Nearly one fifth of people throw away medicines to trash or drain in Finland
A campaign to protect the Baltic Sea encourages consumers to take unused medicines to pharmacies. A reminder is necessary as a recent survey revealed that many are still disposing medicines in ways which burden the environment. Oriola is one of the participants in the campaign, which is now organised for the third time.
People still have room to improve when it comes to disposing expired or unused medicines in Finland. According to a consumer survey commissioned by the campaign to protect the Baltic Sea from medicine residues (Lääkkeetön Itämeri -kampanja), 18% of people dispose medicines to drain, toilet or trash.
”Appropriate disposing of medicines is important for the environment. Medicine residues that end up in drain or trash cause unwanted hormonal effects and behavioural disorders in organisms, for example, and spreading of antibiotics resistance in the environment,” says Leading Expert Taina Nystén from the Finnish Environment Institute.
All solid and liquid pharmaceuticals as well as pills, capsules, used transdermal patches and tubes that still contain medicine should always be taken to a pharmacy. The survey also revealed that only 30% of people in Finland know that used transdermal patches should be taken to a pharmacy together with other medicine waste. The fact that expired and unused pills and capsules should be taken to a pharmacy was widely recognised.

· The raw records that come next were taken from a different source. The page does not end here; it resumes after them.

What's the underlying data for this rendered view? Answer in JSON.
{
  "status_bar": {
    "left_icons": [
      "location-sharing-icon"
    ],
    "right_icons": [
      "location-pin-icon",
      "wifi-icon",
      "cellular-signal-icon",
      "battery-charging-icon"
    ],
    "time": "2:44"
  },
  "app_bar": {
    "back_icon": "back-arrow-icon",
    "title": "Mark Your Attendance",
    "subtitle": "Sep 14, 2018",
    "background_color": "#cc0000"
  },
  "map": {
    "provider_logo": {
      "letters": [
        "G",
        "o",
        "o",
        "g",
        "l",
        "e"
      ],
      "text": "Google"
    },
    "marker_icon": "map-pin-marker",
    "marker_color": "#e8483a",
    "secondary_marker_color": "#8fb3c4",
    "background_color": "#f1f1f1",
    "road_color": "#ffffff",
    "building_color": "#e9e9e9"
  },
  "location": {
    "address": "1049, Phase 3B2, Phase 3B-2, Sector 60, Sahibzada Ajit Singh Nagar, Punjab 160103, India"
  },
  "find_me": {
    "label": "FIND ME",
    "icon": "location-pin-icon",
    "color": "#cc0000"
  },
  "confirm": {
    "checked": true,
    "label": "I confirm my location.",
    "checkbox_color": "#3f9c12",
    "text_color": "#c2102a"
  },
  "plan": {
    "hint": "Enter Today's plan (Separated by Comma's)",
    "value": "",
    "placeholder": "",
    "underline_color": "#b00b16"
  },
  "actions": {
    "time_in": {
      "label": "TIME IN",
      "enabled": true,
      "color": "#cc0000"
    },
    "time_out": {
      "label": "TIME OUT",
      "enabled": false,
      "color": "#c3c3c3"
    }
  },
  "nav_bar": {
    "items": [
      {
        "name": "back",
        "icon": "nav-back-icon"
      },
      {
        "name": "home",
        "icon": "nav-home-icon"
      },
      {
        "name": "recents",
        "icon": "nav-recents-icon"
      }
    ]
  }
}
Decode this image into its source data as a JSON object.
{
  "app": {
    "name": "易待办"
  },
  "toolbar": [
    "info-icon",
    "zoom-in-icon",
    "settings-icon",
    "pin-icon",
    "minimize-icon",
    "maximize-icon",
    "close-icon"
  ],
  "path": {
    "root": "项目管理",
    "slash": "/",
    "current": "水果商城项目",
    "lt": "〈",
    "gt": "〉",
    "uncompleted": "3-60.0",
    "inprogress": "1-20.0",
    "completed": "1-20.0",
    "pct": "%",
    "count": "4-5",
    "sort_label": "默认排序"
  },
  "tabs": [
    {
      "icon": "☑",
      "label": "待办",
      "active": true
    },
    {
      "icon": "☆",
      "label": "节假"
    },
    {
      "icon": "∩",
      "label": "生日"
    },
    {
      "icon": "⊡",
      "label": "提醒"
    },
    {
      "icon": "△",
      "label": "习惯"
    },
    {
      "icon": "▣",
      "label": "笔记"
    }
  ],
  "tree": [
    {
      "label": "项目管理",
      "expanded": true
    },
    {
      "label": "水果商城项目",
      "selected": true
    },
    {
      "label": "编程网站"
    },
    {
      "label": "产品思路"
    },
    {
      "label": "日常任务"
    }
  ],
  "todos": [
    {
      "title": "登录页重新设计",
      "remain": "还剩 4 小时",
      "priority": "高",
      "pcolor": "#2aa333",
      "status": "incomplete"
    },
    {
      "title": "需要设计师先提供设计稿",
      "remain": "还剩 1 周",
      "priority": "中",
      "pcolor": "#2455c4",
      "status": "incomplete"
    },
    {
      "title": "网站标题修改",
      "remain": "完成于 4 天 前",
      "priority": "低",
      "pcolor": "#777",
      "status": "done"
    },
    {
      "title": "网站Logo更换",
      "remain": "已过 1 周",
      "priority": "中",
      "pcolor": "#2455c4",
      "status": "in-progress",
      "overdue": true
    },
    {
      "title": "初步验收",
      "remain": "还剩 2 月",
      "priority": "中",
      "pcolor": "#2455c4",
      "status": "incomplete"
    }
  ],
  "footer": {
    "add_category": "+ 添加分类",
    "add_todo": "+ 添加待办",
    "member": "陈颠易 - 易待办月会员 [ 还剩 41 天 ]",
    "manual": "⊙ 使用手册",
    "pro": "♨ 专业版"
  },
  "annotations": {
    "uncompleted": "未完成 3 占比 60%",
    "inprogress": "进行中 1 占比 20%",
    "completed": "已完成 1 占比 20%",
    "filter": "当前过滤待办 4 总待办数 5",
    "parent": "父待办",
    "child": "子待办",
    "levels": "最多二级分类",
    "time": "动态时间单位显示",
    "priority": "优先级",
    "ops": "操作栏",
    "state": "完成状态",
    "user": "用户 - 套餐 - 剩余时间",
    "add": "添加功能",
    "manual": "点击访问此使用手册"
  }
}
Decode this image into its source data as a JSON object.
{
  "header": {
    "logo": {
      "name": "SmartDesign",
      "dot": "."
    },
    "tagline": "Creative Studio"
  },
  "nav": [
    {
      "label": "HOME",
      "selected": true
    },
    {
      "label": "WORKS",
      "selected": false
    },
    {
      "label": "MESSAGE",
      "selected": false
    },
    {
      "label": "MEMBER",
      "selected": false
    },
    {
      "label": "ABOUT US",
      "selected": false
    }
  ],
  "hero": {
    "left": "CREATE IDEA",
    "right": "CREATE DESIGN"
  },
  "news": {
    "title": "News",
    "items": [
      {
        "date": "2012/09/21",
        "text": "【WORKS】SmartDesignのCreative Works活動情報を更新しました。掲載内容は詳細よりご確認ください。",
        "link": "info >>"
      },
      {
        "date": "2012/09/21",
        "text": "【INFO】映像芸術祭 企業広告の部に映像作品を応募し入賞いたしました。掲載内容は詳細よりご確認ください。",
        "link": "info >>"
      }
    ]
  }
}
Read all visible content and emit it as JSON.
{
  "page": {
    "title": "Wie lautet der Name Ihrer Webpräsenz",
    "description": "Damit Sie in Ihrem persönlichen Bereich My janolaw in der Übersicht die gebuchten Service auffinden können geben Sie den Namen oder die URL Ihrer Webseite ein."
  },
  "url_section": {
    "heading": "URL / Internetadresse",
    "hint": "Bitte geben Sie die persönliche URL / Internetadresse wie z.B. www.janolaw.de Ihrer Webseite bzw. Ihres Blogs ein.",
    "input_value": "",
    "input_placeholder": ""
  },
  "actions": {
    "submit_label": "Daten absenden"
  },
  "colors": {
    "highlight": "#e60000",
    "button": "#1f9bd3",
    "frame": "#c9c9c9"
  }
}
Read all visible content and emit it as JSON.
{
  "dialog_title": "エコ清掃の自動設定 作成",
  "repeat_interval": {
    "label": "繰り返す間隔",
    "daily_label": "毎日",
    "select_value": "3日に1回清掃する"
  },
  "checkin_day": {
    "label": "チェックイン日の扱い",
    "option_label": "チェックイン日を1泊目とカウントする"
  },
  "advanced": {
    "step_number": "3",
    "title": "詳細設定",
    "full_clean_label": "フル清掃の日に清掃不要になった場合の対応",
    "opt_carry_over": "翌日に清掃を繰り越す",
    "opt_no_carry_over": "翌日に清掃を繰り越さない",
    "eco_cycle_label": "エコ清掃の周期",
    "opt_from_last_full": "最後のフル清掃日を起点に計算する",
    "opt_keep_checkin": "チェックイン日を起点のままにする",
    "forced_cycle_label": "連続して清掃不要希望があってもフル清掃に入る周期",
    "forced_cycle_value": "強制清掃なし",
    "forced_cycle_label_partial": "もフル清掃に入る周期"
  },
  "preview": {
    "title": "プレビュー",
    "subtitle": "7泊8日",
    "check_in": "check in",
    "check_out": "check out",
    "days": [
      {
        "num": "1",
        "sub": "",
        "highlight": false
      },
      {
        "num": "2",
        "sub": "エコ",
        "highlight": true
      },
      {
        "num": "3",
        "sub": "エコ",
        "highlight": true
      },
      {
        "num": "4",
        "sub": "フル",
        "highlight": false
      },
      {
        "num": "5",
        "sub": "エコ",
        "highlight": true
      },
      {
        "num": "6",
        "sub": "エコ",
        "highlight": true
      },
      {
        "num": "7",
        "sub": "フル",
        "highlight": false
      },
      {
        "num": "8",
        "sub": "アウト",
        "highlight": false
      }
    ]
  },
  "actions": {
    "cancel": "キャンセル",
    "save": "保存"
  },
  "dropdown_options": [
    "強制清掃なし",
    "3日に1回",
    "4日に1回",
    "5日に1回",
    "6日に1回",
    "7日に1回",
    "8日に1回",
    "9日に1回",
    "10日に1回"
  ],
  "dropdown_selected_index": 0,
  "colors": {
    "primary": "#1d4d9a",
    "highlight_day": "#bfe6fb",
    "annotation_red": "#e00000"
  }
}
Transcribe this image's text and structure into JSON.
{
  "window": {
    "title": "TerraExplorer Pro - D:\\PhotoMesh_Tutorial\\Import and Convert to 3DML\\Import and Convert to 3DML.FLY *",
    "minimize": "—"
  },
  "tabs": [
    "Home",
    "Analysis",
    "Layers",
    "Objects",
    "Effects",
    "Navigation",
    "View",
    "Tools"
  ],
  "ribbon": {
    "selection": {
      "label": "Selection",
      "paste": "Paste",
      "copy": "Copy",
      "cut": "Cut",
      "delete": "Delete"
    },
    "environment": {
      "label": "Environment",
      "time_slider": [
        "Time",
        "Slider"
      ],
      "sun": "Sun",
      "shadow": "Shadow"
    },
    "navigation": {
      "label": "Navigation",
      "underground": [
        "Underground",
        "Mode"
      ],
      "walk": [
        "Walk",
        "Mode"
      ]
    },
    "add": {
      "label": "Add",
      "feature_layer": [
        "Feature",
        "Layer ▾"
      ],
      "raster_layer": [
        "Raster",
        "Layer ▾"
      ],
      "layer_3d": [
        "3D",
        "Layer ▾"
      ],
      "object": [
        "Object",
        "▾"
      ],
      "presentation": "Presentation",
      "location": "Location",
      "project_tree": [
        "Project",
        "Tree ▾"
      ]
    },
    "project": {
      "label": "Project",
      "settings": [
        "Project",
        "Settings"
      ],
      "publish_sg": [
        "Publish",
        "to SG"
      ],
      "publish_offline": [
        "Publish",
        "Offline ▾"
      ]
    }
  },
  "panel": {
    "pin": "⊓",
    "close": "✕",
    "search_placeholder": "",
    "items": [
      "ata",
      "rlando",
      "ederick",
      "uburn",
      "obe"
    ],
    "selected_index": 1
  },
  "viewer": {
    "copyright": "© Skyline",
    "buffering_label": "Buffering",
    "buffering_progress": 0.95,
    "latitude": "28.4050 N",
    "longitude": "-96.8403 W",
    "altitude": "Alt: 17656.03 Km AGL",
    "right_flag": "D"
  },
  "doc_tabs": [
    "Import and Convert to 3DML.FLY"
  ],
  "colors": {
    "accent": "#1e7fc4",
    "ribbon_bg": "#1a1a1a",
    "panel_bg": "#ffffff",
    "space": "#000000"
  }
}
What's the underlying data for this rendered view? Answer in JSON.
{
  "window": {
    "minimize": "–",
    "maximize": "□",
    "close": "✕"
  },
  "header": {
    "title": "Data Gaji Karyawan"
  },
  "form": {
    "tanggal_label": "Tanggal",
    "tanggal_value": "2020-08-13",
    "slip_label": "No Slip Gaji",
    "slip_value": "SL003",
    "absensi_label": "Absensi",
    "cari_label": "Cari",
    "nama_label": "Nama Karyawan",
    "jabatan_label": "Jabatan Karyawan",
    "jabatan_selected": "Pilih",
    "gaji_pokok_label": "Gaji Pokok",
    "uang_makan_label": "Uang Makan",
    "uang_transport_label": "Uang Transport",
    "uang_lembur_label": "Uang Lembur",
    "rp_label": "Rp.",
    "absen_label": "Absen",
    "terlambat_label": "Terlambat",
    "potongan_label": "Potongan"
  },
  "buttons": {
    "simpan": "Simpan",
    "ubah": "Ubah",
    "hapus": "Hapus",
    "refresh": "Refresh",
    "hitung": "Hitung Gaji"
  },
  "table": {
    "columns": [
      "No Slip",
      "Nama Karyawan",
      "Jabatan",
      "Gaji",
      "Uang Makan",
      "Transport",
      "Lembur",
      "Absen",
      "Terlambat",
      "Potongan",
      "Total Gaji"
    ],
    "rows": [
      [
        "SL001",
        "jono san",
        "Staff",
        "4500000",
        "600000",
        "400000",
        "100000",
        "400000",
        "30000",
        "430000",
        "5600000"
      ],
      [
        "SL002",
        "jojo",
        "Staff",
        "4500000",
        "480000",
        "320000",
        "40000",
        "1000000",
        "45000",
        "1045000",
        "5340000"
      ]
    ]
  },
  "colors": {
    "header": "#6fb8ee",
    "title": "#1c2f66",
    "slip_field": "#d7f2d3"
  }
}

Oriola takes part to the industry wide campaign as part of its corporate sustainability programme. The Finnish Environment Institute and The Association of Finnish pharmacies act as expert organisations in the campaign and John Nurminen Foundation as a patron.
”Promoting sustainable and safe medicine usage is an important target for the whole industry. Our pharmacy employees in Finland and Sweden advise daily thousands of people on medicine usage. The most effective way to prevent medicine waste from ending up to the environment is to minimise it. For example, dose-dispensing service decreases medicine waste as it includes a medication review and customer only receives necessary medicines as exact doses to be consumed at a time,” says Tuula Lehto, Vice President, Communications and Sustainability at Oriola.
Checklist: How to dispose medicines appropriately
1. What medicines should be taken to a pharmacy?
Transdermal patches, solid and liquid pharmaceuticals, pills, capsules and tubes that still contain medicine should be taken to a pharmacy.
2. How do I return medicines?
Remove pills and capsules from their packages and put them to a transparent bag. Put creams and aerosols to a bag in their own package without the product information label. Keep liquid medicines in their original bottles and put them in a separate bag. Before placing transdermal patches to a bag, fold them so that the surfaces containing glue are against each other. Remove information labels from plastic and cardboard packages and take them to appropriate collection point for recycling. Take all plastic bags to a pharmacy.
Always return these separately in their own bag:
- medicines containing iodine
- cytotoxic medicines in their original packages to pharmacy personnel
- syringes and needles in an impermeable container, such as a bottle or a box. Please ask your pharmacy how to dispose insulin needles in your area.
- thermometers containing mercury
3. What products don’t need to be taken to a pharmacy?
Basic creams, nutrition supplements and natural products, for example, can be disposed in mixed waste.
*Consumer study commissioned by Lääkkeetön Itämeri campaign 2020. Kantar TNS Oy, 2/2020, 15 to 79-year-olds n=1,111.
Follow the campaign which is on from 31 August to 13 September 2020:
www.laakkeetonitameri.fi (in Finnish)
Facebook: Lääkkeetön Itämeri